Wendy, 61, was touched by the plight of the handsome – but lonely – male living on the lake at Dewsbury’s Crow Nest Park.
Wendy, a member of the Friends of Crow Nest Park, wanted to mark the refurbishment of the park lake in some way – and decided to splash out on a mate for Dewsbury’s newest resident.
Mandarin ducks, which originate from the Far East, mate for life and are symbols of love and faithfulness but the Dewsbury drake was missing female company.
Click below to see Mandarin ducks spotted across Kirklees
However, no sooner had Wendy released the plain brown female – hardly the fairer sex – than she discovered there were now THREE males on the park lake.
Astonished Wendy said: “I didn’t realise there were three males now but whatever happens romance is in the air.

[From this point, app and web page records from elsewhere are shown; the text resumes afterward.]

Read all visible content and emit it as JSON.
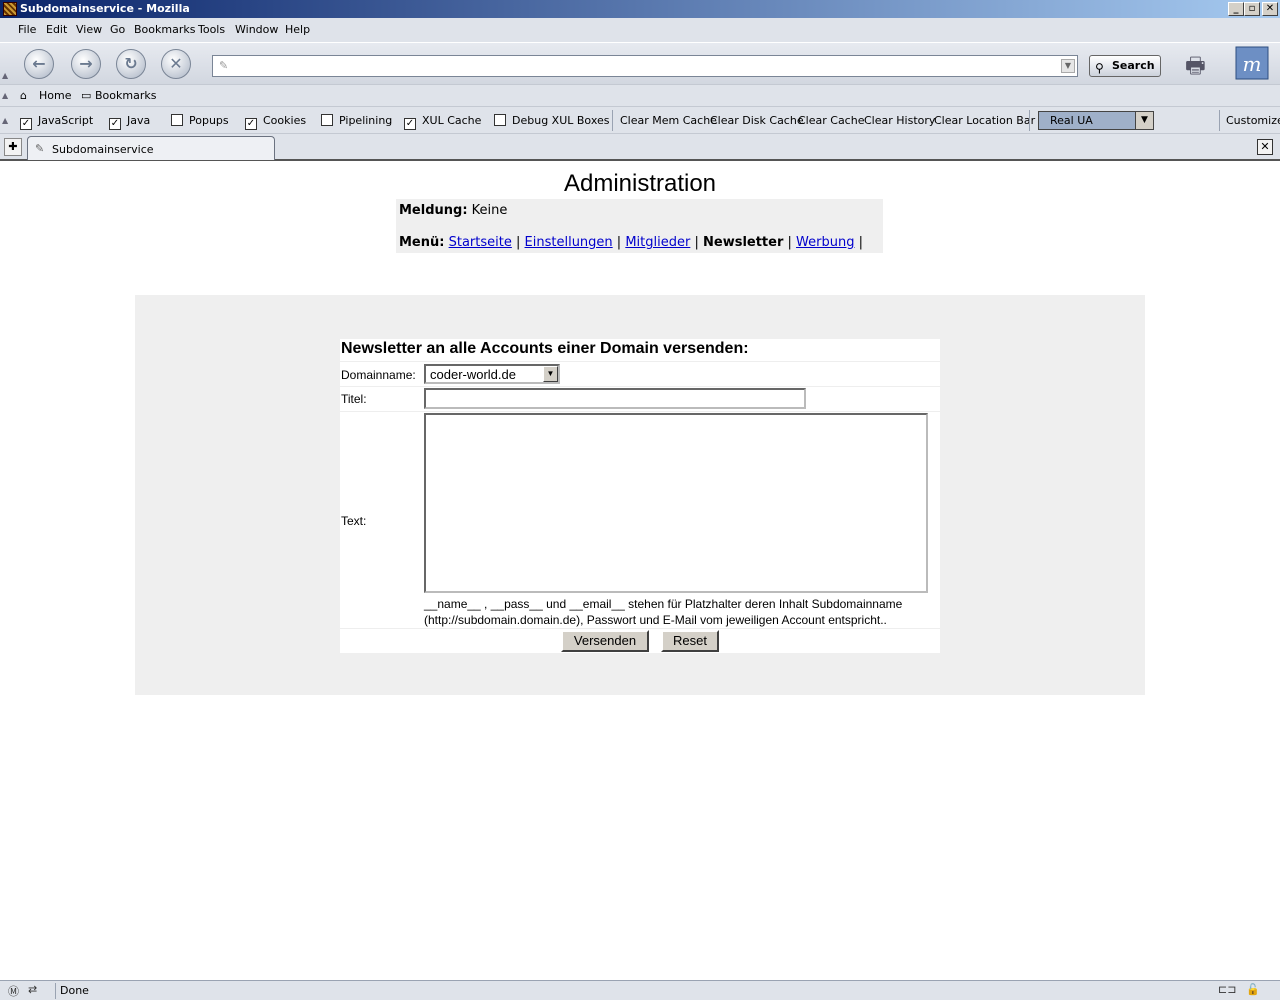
{
  "window": {
    "title": "Subdomainservice - Mozilla",
    "min": "_",
    "max": "▫",
    "close": "✕"
  },
  "menu": [
    "File",
    "Edit",
    "View",
    "Go",
    "Bookmarks",
    "Tools",
    "Window",
    "Help"
  ],
  "navbar": {
    "search_label": "Search",
    "url_value": ""
  },
  "personal": {
    "home": "Home",
    "bookmarks": "Bookmarks"
  },
  "prefbar": {
    "checks": [
      {
        "label": "JavaScript",
        "checked": true
      },
      {
        "label": "Java",
        "checked": true
      },
      {
        "label": "Popups",
        "checked": false
      },
      {
        "label": "Cookies",
        "checked": true
      },
      {
        "label": "Pipelining",
        "checked": false
      },
      {
        "label": "XUL Cache",
        "checked": true
      },
      {
        "label": "Debug XUL Boxes",
        "checked": false
      }
    ],
    "buttons": [
      "Clear Mem Cache",
      "Clear Disk Cache",
      "Clear Cache",
      "Clear History",
      "Clear Location Bar"
    ],
    "ua_select": "Real UA",
    "customize": "Customize"
  },
  "tab": {
    "label": "Subdomainservice"
  },
  "page": {
    "title": "Administration",
    "message_label": "Meldung:",
    "message_value": "Keine",
    "menu_label": "Menü:",
    "menu_links": [
      "Startseite",
      "Einstellungen",
      "Mitglieder"
    ],
    "menu_current": "Newsletter",
    "menu_link_last": "Werbung",
    "sep": "|"
  },
  "form": {
    "heading": "Newsletter an alle Accounts einer Domain versenden:",
    "domain_label": "Domainname:",
    "domain_value": "coder-world.de",
    "title_label": "Titel:",
    "title_value": "",
    "text_label": "Text:",
    "text_value": "",
    "hint_line1": "__name__ , __pass__ und __email__ stehen für Platzhalter deren Inhalt Subdomainname",
    "hint_line2": "(http://subdomain.domain.de), Passwort und E-Mail vom jeweiligen Account entspricht..",
    "submit_label": "Versenden",
    "reset_label": "Reset"
  },
  "status": {
    "text": "Done"
  },
  "colors": {
    "link": "#0000cc",
    "panel": "#efefef",
    "chrome": "#dfe3ea",
    "titlebar": "#0a246a"
  }
}
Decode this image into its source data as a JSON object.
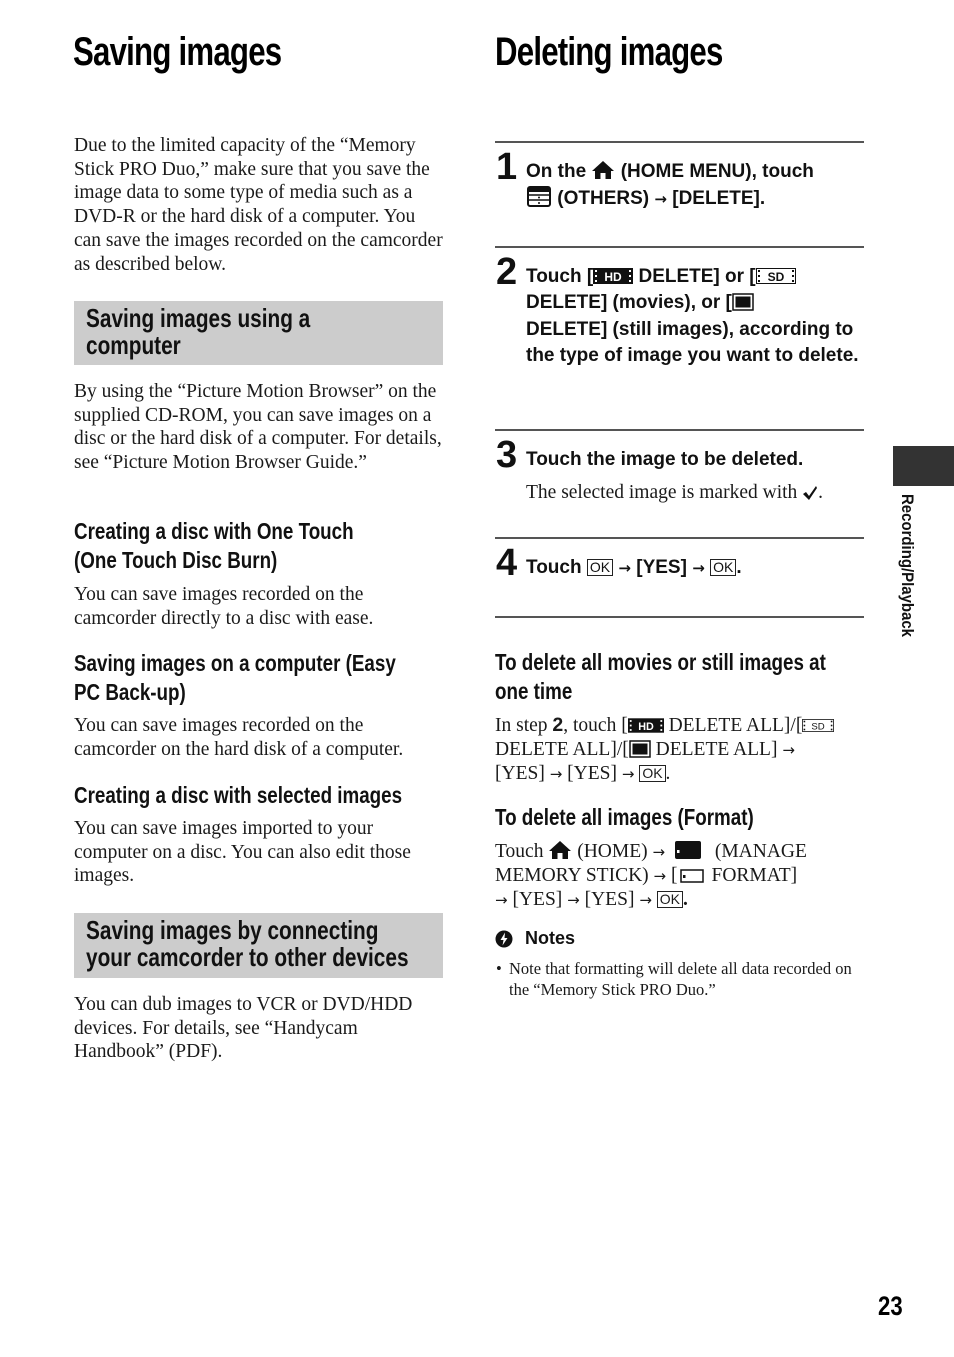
{
  "left": {
    "title": "Saving images",
    "intro": "Due to the limited capacity of the “Memory Stick PRO Duo,” make sure that you save the image data to some type of media such as a DVD-R or the hard disk of a computer. You can save the images recorded on the camcorder as described below.",
    "section1": {
      "heading_line1": "Saving images using a",
      "heading_line2": "computer",
      "body": "By using the “Picture Motion Browser” on the supplied CD-ROM, you can save images on a disc or the hard disk of a computer. For details, see “Picture Motion Browser Guide.”",
      "subsections": [
        {
          "heading_line1": "Creating a disc with One Touch",
          "heading_line2": "(One Touch Disc Burn)",
          "body": "You can save images recorded on the camcorder directly to a disc with ease."
        },
        {
          "heading_line1": "Saving images on a computer (Easy",
          "heading_line2": "PC Back-up)",
          "body": "You can save images recorded on the camcorder on the hard disk of a computer."
        },
        {
          "heading_line1": "Creating a disc with selected images",
          "heading_line2": "",
          "body": "You can save images imported to your computer on a disc. You can also edit those images."
        }
      ]
    },
    "section2": {
      "heading_line1": "Saving images by connecting",
      "heading_line2": "your camcorder to other devices",
      "body": "You can dub images to VCR or DVD/HDD devices. For details, see “Handycam Handbook” (PDF)."
    }
  },
  "right": {
    "title": "Deleting images",
    "steps": [
      {
        "number": "1",
        "parts": [
          "On the",
          "(HOME MENU), touch",
          "(OTHERS)",
          "→",
          "[DELETE]."
        ]
      },
      {
        "number": "2",
        "parts": [
          "Touch [",
          "DELETE] or [",
          "DELETE] (movies), or [",
          "DELETE] (still images), according to the type of image you want to delete."
        ]
      },
      {
        "number": "3",
        "text": "Touch the image to be deleted.",
        "sub": "The selected image is marked with"
      },
      {
        "number": "4",
        "parts": [
          "Touch",
          "→",
          "[YES]",
          "→"
        ]
      }
    ],
    "delete_all": {
      "heading_line1": "To delete all movies or still images at",
      "heading_line2": "one time",
      "parts": [
        "In step",
        "2",
        ", touch [",
        "DELETE ALL]/[",
        "DELETE ALL]/[",
        "DELETE ALL]",
        "[YES]",
        "[YES]"
      ]
    },
    "format": {
      "heading": "To delete all images (Format)",
      "parts": [
        "Touch",
        "(HOME)",
        "(MANAGE MEMORY STICK)",
        "[",
        "FORMAT]",
        "[YES]",
        "[YES]"
      ]
    },
    "notes": {
      "heading": "Notes",
      "items": [
        "Note that formatting will delete all data recorded on the “Memory Stick PRO Duo.”"
      ]
    },
    "ok_label": "OK",
    "arrow": "→",
    "hd_label": "HD",
    "sd_label": "SD"
  },
  "side_tab": {
    "label": "Recording/Playback",
    "color": "#333333"
  },
  "page_number": "23"
}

May the best man win!”
Apparently, the female chooses her mate and plain Jane – not her real name – will be spoiled for choice.
Wendy, who helped rescue Wilton the goose who had part of his beak ripped off in Wilton Park, Batley, last year, told how she tracked down the female Mandarin to a breeder in Thorngumbold at the other side of Hull, some 70 miles away.

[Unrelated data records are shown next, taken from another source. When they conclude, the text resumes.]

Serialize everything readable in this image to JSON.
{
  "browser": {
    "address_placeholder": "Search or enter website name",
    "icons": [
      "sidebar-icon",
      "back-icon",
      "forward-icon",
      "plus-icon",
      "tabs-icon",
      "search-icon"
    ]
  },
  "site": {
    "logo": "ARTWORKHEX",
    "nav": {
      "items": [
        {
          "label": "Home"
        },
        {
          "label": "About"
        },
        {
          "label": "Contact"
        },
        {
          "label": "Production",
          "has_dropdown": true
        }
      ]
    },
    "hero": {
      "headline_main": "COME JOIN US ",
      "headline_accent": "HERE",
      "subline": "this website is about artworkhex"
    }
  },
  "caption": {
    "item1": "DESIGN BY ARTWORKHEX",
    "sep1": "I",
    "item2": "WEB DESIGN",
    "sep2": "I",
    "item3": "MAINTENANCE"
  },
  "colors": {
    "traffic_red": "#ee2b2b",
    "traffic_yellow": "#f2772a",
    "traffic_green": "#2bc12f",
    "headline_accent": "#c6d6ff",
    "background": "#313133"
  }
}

She collected the duck and brought her to Dewsbury in a cardboard box.
“She’s a beautiful little thing but quite plain,” said Wendy, who lives in Heckmondwike. “It was a lovely day, the sun was shining and the swallows were swooping and all that was missing was an orchestra to play some romantic music.
“The other half was sunbathing on the island. We took her out of the box, let her go and she swam the length of the lake towards him.
“He stood, fluffed himself up and preened his feathers – then sat down and went back to sleep! Who said romance is dead?”
Plain Jane is likely to be sticking around for a while even if she doesn’t hit it off with her suitors.
“She’s had her wings clipped,” said Wendy. “She can still fly but not long distances. Hopefully they will fall in love and we will hear the pitter patter of tiny feet.”
A Mandarin duck symbol is used in Chinese weddings to symbolize wedded bliss and fidelity.
Because the male and female plumages are so different they are referred to in Cantonese as yuan-yang meaning “odd couple.”
For Koreans, Mandarin ducks represent peace, fidelity and plentiful offspring. Pairs of Mandarin ducks are given as wedding gifts.
Wendy hopes Examiner readers will suggest names for ‘Plain Jane’.
Send your suggestions to email@example.com. And keep ‘em clean!